Tesoro Corporation and Par Hawaii Refining have reached a $425-million settlement with the U.S. government that resolves numerous Clean Air Act violations and introduces a plan to drastically reduce air pollution at six refineries across the western U.S. The U.S. Department of Justice (DOJ) and the Environmental Protection Agency (EPA) jointly announced the settlement Monday, saying that the bulk of the settlement — $403 million – would go toward the installation and operation of pollution control equipment at refineries in Kenai, Alaska; Martinez, Calif.; Kapolei, Hawaii; Mandan, N.D.; Salt Lake City, Utah; and Anacortes, Wash. Each year, these improvements at ... Read More

Bill aims to help vets and families harmed by toxic exposure

A bipartisan group of U.S. legislators introduced a new bill April 14 designed to diagnose and treat health conditions and physical impairments in the children and grandchildren of veterans who were exposed to toxic substances during their service. The Toxic Exposure Research Act of 2015 calls for the creation of a national center at one of the VA hospitals where doctors can research ways to diagnose and treat the medical issues of descendants of military veterans. Each war has produced veterans exposed to toxins that can, and often do, sicken or impair their children and grandchildren. The proposed bill would ... Read More

Duke Energy agrees to coal ash spill cleanup plan with federal officials

The Environmental Protection Agency (EPA) said Thursday that it and Duke Energy of North Carolina agreed on a plan to clean up the energy company’s massive coal ash spill that flooded the Dan River with about 40,000 tons of toxic coal waste February 2. According to the terms of the agreement, the EPA will supervise Duke Energy’s spill cleanup efforts. The North Carolina Department of the Environment and Natural Resources, the Virginia Department of Environmental Quality, and federal wildlife officials will also provide input and consultation. Duke is required to reimburse the EPA for all costs the agency incurs in ... Read More

Seafood fraud harms consumers, honest businesses, and the environment

Seafood fraud is rampant in the U.S. according to an extensive two-year scientific study led by the conservation group Oceana, but almost nothing has been done to curb the problem until now. Recognizing the special threats that seafood fraud poses, some states have started taking measures to crack down on fraudulent seafood labeling and selling. According to Oceana, one-third of more than 1,200 seafood samples it collected nationwide and sampled for the study were confirmed through DNA testing to be mislabeled. Samples sold as snapper and tuna accounted for the most fraudulently mislabeled types of seafood. In fact, only seven ... Read More

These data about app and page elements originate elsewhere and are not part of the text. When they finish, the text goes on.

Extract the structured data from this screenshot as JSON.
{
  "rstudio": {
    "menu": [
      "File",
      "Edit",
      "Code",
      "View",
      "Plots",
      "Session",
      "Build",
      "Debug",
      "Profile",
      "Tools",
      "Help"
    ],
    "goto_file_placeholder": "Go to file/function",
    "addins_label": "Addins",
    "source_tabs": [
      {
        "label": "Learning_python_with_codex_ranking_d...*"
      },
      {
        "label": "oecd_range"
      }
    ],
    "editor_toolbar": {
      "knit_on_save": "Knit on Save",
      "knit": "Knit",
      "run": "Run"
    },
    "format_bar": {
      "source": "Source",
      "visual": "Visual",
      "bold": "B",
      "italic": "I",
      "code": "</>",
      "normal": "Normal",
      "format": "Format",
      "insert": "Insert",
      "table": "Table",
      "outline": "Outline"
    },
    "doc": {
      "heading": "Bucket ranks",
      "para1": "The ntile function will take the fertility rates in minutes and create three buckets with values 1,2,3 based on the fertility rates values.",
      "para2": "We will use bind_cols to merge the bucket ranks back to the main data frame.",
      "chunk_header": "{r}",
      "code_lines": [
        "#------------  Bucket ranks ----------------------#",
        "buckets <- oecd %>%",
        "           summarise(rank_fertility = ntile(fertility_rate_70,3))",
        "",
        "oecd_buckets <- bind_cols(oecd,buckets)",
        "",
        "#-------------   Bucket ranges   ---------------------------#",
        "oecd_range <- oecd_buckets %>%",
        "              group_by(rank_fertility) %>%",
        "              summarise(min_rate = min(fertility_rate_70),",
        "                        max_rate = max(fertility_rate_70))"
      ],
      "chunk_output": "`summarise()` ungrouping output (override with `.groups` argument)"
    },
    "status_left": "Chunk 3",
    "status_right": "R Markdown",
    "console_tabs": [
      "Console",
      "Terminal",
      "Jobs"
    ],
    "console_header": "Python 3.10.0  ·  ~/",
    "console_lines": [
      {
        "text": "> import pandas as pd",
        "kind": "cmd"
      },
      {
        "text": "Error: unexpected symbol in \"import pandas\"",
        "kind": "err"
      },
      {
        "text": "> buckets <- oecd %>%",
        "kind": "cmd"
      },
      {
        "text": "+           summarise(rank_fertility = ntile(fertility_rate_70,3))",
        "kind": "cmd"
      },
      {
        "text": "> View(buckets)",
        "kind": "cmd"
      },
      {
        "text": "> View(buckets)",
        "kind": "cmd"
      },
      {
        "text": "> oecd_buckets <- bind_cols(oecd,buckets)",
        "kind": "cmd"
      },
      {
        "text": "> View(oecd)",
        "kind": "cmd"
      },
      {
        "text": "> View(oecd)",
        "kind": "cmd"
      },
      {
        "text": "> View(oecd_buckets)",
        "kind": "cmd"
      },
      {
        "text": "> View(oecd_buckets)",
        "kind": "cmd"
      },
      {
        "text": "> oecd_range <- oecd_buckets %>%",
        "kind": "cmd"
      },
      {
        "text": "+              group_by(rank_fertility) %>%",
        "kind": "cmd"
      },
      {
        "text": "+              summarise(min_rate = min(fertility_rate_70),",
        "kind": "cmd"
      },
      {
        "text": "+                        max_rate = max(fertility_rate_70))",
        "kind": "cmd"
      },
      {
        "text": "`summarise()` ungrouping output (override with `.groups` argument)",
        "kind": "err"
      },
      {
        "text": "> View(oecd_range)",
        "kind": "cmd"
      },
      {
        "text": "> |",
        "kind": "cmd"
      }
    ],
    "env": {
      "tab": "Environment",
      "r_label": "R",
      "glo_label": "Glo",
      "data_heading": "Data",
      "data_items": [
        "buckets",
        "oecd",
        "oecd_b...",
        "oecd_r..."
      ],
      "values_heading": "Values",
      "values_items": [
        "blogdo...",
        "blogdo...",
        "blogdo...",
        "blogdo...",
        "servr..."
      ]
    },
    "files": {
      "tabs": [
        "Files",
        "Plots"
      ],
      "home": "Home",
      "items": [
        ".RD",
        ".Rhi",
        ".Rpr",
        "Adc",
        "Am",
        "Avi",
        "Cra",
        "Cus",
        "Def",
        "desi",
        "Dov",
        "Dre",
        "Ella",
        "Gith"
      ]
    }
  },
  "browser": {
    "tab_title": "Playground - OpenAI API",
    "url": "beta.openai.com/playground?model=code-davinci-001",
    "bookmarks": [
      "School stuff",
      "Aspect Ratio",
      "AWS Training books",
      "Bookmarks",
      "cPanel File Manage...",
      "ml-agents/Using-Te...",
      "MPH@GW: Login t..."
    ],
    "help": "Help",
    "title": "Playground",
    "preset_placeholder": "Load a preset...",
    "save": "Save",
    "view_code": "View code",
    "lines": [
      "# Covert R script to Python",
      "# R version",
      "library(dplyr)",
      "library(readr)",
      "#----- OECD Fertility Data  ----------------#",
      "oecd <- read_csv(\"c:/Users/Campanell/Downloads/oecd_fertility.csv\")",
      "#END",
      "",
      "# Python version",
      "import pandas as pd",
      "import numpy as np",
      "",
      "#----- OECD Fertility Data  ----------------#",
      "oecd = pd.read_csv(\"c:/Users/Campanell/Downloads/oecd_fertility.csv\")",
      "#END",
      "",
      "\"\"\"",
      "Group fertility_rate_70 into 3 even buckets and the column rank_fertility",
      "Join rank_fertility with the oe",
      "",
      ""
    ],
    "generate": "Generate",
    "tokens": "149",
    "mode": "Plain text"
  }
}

Duke Energy says customers will pay its hefty coal ash cleanup costs

Duke Energy’s CEO Lynn Good said that its customers will pay the costs of cleaning up dozens of the company’s toxic waste sites throughout North Carolina, many of which are contaminating the groundwater with arsenic and heavy metals. Last week, a North Carolina Superior Court judge ruled in favor of the Southern Environmental Law Center, ordering Duke to take “immediate action” to stop its 33 coal ash ponds across the state from further contaminating the groundwater with arsenic, mercury, lead, and several other toxic heavy metals and contaminants. The order was issued after one of Duke’s coal ash ponds spilled ... Read More

Toxic coal ash sludge blankets more than 70 miles of riverbed, lake bottoms

While North Carolina environmental regulators have been downplaying the risks posed by Duke Energy’s massive coal ash spill, U.S. officials said Tuesday that the highly toxic coal ash has coated the bottom of the Dan River up to 70 miles downstream of the spill site. U.S. Fish and Wildlife Service officials said that near Duke Energy’s Dan River facility, the toxic sludge has formed a giant pile 75 feet long and 5 feet deep. More than 82,000 tons of coal ash containing arsenic, heavy metals, and other toxins flowed into the Dan River Feb. 2 from a 27-acre ash pond ... Read More